[Element data from apps and pages]
▬▬▬▬▬▬▬▬▬▬

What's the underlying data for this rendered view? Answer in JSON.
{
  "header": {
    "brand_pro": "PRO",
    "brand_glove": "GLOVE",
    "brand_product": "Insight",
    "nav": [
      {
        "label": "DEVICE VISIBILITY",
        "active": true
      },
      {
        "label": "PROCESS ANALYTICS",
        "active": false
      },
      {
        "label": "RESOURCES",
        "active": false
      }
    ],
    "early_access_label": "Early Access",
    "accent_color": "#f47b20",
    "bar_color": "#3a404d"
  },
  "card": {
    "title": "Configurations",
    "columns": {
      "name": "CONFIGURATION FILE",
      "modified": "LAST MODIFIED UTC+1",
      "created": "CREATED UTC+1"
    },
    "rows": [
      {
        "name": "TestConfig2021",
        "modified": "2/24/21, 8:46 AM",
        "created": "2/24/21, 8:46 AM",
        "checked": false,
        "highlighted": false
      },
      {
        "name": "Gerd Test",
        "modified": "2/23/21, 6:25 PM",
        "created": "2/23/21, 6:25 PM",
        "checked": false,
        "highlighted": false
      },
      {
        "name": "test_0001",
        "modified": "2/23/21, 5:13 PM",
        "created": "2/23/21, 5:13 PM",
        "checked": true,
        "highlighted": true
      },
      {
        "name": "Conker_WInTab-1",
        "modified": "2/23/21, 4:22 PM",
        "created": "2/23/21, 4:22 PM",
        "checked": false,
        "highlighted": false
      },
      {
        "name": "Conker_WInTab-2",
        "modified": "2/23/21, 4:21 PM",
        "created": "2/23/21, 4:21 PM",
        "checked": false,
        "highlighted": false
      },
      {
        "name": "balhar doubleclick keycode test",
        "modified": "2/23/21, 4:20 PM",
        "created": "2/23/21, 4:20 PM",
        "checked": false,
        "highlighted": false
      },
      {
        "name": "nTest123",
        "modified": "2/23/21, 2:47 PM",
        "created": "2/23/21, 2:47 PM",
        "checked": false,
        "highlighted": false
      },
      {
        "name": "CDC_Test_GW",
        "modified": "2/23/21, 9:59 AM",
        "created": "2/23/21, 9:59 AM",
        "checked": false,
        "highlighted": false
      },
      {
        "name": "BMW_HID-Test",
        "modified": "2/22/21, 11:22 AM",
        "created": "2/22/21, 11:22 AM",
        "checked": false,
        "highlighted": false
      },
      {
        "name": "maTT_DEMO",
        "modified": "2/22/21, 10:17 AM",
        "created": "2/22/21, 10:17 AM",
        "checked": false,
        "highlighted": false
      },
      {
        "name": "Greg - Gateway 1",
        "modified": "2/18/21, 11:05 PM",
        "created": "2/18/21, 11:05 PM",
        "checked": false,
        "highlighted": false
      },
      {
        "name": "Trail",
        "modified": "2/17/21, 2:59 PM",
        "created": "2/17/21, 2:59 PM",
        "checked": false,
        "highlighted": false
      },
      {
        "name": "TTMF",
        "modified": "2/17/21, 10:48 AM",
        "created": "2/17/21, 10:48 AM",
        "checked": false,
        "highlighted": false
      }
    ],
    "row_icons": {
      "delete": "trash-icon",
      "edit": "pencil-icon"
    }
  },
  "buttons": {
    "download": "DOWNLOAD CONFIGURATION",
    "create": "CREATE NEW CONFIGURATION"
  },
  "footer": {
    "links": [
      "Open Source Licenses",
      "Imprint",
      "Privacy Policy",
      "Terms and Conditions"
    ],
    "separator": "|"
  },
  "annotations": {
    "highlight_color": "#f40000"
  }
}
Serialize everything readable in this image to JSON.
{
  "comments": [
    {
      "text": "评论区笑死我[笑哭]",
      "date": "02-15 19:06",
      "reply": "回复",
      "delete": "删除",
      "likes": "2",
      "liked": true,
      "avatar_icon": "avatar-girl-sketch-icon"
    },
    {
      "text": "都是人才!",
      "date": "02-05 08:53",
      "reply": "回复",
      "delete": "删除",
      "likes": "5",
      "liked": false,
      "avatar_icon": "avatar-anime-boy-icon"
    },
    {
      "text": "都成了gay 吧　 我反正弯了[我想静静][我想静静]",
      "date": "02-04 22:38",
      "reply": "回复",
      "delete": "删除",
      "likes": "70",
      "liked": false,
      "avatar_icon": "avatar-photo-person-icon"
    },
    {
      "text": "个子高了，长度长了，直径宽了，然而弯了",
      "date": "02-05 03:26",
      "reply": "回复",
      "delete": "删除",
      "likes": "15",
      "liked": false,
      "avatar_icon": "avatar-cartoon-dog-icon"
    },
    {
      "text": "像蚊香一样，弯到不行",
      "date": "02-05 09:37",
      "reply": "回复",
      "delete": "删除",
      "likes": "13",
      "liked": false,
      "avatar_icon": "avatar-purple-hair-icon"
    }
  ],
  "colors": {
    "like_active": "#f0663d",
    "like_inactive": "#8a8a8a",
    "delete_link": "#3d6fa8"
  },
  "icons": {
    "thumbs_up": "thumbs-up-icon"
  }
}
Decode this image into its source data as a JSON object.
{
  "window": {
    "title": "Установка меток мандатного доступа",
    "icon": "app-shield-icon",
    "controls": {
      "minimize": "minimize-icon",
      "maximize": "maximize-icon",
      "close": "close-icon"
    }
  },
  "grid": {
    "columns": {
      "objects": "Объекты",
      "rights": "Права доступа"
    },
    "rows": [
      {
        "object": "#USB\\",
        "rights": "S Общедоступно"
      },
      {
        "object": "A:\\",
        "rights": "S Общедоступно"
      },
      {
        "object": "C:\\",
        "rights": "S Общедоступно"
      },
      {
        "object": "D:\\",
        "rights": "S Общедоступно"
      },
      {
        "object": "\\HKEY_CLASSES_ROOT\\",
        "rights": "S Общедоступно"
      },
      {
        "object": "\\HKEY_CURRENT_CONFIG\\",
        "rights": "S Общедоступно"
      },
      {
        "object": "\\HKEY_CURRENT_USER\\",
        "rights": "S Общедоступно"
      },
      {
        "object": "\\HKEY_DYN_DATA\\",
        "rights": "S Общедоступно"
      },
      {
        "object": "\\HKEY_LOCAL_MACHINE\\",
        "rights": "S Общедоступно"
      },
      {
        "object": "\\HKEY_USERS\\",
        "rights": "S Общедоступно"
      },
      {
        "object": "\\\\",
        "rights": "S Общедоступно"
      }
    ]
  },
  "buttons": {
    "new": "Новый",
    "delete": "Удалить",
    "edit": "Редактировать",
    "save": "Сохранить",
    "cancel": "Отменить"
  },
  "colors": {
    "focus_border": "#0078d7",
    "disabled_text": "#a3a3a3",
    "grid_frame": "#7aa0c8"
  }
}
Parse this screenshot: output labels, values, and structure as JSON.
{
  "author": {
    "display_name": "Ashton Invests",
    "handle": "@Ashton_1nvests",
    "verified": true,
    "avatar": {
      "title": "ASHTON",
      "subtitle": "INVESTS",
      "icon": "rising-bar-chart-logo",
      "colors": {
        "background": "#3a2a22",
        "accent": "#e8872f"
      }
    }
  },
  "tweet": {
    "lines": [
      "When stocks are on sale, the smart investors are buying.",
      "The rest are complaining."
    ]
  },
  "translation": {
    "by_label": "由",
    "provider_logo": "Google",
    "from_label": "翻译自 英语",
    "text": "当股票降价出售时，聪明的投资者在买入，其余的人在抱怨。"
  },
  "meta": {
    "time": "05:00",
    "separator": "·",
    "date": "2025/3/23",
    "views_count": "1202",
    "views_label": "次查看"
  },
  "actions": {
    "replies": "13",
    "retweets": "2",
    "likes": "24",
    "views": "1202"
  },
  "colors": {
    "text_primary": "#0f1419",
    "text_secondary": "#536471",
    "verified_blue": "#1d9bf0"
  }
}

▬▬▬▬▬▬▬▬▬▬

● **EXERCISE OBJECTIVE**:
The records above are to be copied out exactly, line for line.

● **OUTPUT FOR THIS EXERCISE**:
What's the underlying data for this rendered view? Answer in JSON.
{
  "header": {
    "brand_pro": "PRO",
    "brand_glove": "GLOVE",
    "brand_product": "Insight",
    "nav": [
      {
        "label": "DEVICE VISIBILITY",
        "active": true
      },
      {
        "label": "PROCESS ANALYTICS",
        "active": false
      },
      {
        "label": "RESOURCES",
        "active": false
      }
    ],
    "early_access_label": "Early Access",
    "accent_color": "#f47b20",
    "bar_color": "#3a404d"
  },
  "card": {
    "title": "Configurations",
    "columns": {
      "name": "CONFIGURATION FILE",
      "modified": "LAST MODIFIED UTC+1",
      "created": "CREATED UTC+1"
    },
    "rows": [
      {
        "name": "TestConfig2021",
        "modified": "2/24/21, 8:46 AM",
        "created": "2/24/21, 8:46 AM",
        "checked": false,
        "highlighted": false
      },
      {
        "name": "Gerd Test",
        "modified": "2/23/21, 6:25 PM",
        "created": "2/23/21, 6:25 PM",
        "checked": false,
        "highlighted": false
      },
      {
        "name": "test_0001",
        "modified": "2/23/21, 5:13 PM",
        "created": "2/23/21, 5:13 PM",
        "checked": true,
        "highlighted": true
      },
      {
        "name": "Conker_WInTab-1",
        "modified": "2/23/21, 4:22 PM",
        "created": "2/23/21, 4:22 PM",
        "checked": false,
        "highlighted": false
      },
      {
        "name": "Conker_WInTab-2",
        "modified": "2/23/21, 4:21 PM",
        "created": "2/23/21, 4:21 PM",
        "checked": false,
        "highlighted": false
      },
      {
        "name": "balhar doubleclick keycode test",
        "modified": "2/23/21, 4:20 PM",
        "created": "2/23/21, 4:20 PM",
        "checked": false,
        "highlighted": false
      },
      {
        "name": "nTest123",
        "modified": "2/23/21, 2:47 PM",
        "created": "2/23/21, 2:47 PM",
        "checked": false,
        "highlighted": false
      },
      {
        "name": "CDC_Test_GW",
        "modified": "2/23/21, 9:59 AM",
        "created": "2/23/21, 9:59 AM",
        "checked": false,
        "highlighted": false
      },
      {
        "name": "BMW_HID-Test",
        "modified": "2/22/21, 11:22 AM",
        "created": "2/22/21, 11:22 AM",
        "checked": false,
        "highlighted": false
      },
      {
        "name": "maTT_DEMO",
        "modified": "2/22/21, 10:17 AM",
        "created": "2/22/21, 10:17 AM",
        "checked": false,
        "highlighted": false
      },
      {
        "name": "Greg - Gateway 1",
        "modified": "2/18/21, 11:05 PM",
        "created": "2/18/21, 11:05 PM",
        "checked": false,
        "highlighted": false
      },
      {
        "name": "Trail",
        "modified": "2/17/21, 2:59 PM",
        "created": "2/17/21, 2:59 PM",
        "checked": false,
        "highlighted": false
      },
      {
        "name": "TTMF",
        "modified": "2/17/21, 10:48 AM",
        "created": "2/17/21, 10:48 AM",
        "checked": false,
        "highlighted": false
      }
    ],
    "row_icons": {
      "delete": "trash-icon",
      "edit": "pencil-icon"
    }
  },
  "buttons": {
    "download": "DOWNLOAD CONFIGURATION",
    "create": "CREATE NEW CONFIGURATION"
  },
  "footer": {
    "links": [
      "Open Source Licenses",
      "Imprint",
      "Privacy Policy",
      "Terms and Conditions"
    ],
    "separator": "|"
  },
  "annotations": {
    "highlight_color": "#f40000"
  }
}
Serialize everything readable in this image to JSON.
{
  "comments": [
    {
      "text": "评论区笑死我[笑哭]",
      "date": "02-15 19:06",
      "reply": "回复",
      "delete": "删除",
      "likes": "2",
      "liked": true,
      "avatar_icon": "avatar-girl-sketch-icon"
    },
    {
      "text": "都是人才!",
      "date": "02-05 08:53",
      "reply": "回复",
      "delete": "删除",
      "likes": "5",
      "liked": false,
      "avatar_icon": "avatar-anime-boy-icon"
    },
    {
      "text": "都成了gay 吧　 我反正弯了[我想静静][我想静静]",
      "date": "02-04 22:38",
      "reply": "回复",
      "delete": "删除",
      "likes": "70",
      "liked": false,
      "avatar_icon": "avatar-photo-person-icon"
    },
    {
      "text": "个子高了，长度长了，直径宽了，然而弯了",
      "date": "02-05 03:26",
      "reply": "回复",
      "delete": "删除",
      "likes": "15",
      "liked": false,
      "avatar_icon": "avatar-cartoon-dog-icon"
    },
    {
      "text": "像蚊香一样，弯到不行",
      "date": "02-05 09:37",
      "reply": "回复",
      "delete": "删除",
      "likes": "13",
      "liked": false,
      "avatar_icon": "avatar-purple-hair-icon"
    }
  ],
  "colors": {
    "like_active": "#f0663d",
    "like_inactive": "#8a8a8a",
    "delete_link": "#3d6fa8"
  },
  "icons": {
    "thumbs_up": "thumbs-up-icon"
  }
}
Decode this image into its source data as a JSON object.
{
  "window": {
    "title": "Установка меток мандатного доступа",
    "icon": "app-shield-icon",
    "controls": {
      "minimize": "minimize-icon",
      "maximize": "maximize-icon",
      "close": "close-icon"
    }
  },
  "grid": {
    "columns": {
      "objects": "Объекты",
      "rights": "Права доступа"
    },
    "rows": [
      {
        "object": "#USB\\",
        "rights": "S Общедоступно"
      },
      {
        "object": "A:\\",
        "rights": "S Общедоступно"
      },
      {
        "object": "C:\\",
        "rights": "S Общедоступно"
      },
      {
        "object": "D:\\",
        "rights": "S Общедоступно"
      },
      {
        "object": "\\HKEY_CLASSES_ROOT\\",
        "rights": "S Общедоступно"
      },
      {
        "object": "\\HKEY_CURRENT_CONFIG\\",
        "rights": "S Общедоступно"
      },
      {
        "object": "\\HKEY_CURRENT_USER\\",
        "rights": "S Общедоступно"
      },
      {
        "object": "\\HKEY_DYN_DATA\\",
        "rights": "S Общедоступно"
      },
      {
        "object": "\\HKEY_LOCAL_MACHINE\\",
        "rights": "S Общедоступно"
      },
      {
        "object": "\\HKEY_USERS\\",
        "rights": "S Общедоступно"
      },
      {
        "object": "\\\\",
        "rights": "S Общедоступно"
      }
    ]
  },
  "buttons": {
    "new": "Новый",
    "delete": "Удалить",
    "edit": "Редактировать",
    "save": "Сохранить",
    "cancel": "Отменить"
  },
  "colors": {
    "focus_border": "#0078d7",
    "disabled_text": "#a3a3a3",
    "grid_frame": "#7aa0c8"
  }
}
Parse this screenshot: output labels, values, and structure as JSON.
{
  "author": {
    "display_name": "Ashton Invests",
    "handle": "@Ashton_1nvests",
    "verified": true,
    "avatar": {
      "title": "ASHTON",
      "subtitle": "INVESTS",
      "icon": "rising-bar-chart-logo",
      "colors": {
        "background": "#3a2a22",
        "accent": "#e8872f"
      }
    }
  },
  "tweet": {
    "lines": [
      "When stocks are on sale, the smart investors are buying.",
      "The rest are complaining."
    ]
  },
  "translation": {
    "by_label": "由",
    "provider_logo": "Google",
    "from_label": "翻译自 英语",
    "text": "当股票降价出售时，聪明的投资者在买入，其余的人在抱怨。"
  },
  "meta": {
    "time": "05:00",
    "separator": "·",
    "date": "2025/3/23",
    "views_count": "1202",
    "views_label": "次查看"
  },
  "actions": {
    "replies": "13",
    "retweets": "2",
    "likes": "24",
    "views": "1202"
  },
  "colors": {
    "text_primary": "#0f1419",
    "text_secondary": "#536471",
    "verified_blue": "#1d9bf0"
  }
}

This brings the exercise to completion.